Output:

`Int64Index([123456000, 4530654321], dtype='int64')`

The lambda function maps each timedelta to its total microseconds by summing the `microseconds` attribute with seconds and days (converted to microseconds). This method is concise but may be less readable for beginners.

## Summary/Discussion
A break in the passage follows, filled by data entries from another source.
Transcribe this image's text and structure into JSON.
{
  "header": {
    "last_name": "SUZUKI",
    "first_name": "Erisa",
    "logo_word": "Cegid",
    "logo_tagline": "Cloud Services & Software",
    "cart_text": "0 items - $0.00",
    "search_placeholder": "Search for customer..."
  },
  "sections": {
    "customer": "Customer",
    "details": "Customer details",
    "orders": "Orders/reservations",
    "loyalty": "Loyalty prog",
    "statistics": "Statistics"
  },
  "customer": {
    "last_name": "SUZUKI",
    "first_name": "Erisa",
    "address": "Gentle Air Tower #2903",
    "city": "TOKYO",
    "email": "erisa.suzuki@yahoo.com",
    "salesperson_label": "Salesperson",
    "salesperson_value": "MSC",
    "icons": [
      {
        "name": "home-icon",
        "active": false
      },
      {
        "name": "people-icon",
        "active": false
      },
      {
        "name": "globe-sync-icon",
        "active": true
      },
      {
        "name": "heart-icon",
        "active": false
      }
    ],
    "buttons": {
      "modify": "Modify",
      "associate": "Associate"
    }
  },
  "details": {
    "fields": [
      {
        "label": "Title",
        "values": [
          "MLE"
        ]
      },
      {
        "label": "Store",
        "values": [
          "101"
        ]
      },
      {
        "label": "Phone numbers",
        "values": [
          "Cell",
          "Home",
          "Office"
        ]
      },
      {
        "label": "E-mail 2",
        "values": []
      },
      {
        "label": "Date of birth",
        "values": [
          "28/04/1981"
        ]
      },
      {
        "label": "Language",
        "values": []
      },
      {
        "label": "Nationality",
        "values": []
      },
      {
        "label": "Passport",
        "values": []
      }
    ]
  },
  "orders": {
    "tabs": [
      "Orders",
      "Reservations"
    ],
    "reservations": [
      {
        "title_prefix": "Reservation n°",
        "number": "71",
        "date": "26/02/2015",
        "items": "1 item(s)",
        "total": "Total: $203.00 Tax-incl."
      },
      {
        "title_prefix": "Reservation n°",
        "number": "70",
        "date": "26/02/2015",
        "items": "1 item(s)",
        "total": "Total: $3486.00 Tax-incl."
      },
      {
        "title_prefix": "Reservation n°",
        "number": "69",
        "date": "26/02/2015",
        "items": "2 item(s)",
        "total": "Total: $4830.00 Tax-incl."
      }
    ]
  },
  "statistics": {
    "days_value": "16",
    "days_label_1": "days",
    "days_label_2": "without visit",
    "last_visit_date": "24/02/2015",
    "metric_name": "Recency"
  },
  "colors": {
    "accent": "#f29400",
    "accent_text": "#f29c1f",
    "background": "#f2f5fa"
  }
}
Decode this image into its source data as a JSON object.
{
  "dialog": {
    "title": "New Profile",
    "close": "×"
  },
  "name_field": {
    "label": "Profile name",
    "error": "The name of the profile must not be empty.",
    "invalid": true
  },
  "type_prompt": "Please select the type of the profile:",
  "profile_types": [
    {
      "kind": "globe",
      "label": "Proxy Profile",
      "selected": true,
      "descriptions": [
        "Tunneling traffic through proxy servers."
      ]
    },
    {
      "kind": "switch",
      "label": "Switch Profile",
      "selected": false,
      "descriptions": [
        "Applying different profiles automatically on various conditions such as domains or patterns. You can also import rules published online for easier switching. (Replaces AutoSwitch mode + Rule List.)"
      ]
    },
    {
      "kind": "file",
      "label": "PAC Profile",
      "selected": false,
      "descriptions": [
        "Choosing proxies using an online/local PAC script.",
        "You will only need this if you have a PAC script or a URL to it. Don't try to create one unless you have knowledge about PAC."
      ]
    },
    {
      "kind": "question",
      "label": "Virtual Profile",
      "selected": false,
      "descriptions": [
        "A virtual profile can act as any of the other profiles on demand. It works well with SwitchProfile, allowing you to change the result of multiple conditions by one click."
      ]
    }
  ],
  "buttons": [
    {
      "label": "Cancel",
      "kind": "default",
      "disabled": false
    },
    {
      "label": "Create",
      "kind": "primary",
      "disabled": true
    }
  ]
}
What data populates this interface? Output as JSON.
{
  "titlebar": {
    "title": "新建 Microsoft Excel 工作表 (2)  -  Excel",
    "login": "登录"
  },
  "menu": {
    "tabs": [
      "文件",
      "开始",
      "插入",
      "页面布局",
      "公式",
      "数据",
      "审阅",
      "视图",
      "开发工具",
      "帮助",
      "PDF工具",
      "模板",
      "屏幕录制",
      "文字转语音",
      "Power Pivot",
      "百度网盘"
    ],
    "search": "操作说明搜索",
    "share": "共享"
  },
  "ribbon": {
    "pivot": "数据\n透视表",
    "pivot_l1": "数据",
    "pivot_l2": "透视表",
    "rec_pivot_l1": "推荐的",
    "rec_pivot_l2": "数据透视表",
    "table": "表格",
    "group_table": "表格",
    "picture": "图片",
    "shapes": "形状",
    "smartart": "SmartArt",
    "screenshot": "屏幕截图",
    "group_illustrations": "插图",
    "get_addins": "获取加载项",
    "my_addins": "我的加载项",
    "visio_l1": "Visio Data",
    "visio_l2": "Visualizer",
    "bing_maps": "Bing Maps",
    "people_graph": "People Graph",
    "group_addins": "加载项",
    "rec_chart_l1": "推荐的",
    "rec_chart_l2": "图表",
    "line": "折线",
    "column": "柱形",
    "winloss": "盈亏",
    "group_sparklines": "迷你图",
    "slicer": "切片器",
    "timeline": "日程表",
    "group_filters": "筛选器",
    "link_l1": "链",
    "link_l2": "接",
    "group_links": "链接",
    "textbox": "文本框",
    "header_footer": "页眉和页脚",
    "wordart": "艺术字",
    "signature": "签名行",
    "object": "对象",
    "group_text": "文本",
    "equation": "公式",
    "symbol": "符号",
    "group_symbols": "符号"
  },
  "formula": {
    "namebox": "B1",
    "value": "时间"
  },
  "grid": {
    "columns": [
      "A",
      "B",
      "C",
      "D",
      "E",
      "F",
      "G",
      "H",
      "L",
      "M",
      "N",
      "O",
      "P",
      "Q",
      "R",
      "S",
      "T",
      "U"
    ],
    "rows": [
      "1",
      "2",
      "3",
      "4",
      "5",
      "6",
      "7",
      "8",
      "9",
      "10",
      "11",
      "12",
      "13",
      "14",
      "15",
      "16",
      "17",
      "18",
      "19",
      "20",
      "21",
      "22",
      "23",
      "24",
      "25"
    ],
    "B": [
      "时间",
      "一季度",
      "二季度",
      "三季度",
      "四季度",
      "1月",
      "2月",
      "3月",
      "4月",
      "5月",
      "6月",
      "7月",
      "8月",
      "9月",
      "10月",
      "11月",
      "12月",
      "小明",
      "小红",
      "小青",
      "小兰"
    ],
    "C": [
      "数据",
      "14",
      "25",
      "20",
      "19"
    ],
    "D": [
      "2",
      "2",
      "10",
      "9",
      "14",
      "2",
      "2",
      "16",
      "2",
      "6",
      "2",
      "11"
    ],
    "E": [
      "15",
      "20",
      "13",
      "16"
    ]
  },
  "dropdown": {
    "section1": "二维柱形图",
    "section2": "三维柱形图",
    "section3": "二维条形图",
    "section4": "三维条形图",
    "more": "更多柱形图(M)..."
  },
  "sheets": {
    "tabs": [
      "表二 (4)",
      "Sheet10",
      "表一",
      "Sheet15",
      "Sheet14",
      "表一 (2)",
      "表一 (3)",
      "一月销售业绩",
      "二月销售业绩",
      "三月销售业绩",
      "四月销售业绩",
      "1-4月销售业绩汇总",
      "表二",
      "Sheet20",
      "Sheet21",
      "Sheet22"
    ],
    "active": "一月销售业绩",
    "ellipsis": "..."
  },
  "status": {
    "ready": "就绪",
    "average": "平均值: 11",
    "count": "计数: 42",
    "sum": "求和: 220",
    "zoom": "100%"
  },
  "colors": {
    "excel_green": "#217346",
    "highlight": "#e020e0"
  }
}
• Method 1: Timedelta.total_seconds() with Multiplication. Simple and accurate. Might be less intuitive due to requiring conversion from seconds to microseconds.
• Method 2: Accessing ‘microseconds’ Property. Direct but doesn’t accumulate full microseconds count from all timedelta components.
• Method 3: Using Components Attribute. Very accurate as it considers all time components. More verbose and requires manual calculation.
• Method 4: Using astype(str) and str.split. It’s a manual string manipulation method, error-prone but useful for quick, simple cases.
• Bonus One-Liner Method 5: Lambda with Microseconds Attribute. Concise and accurate, but readability might be an issue for some.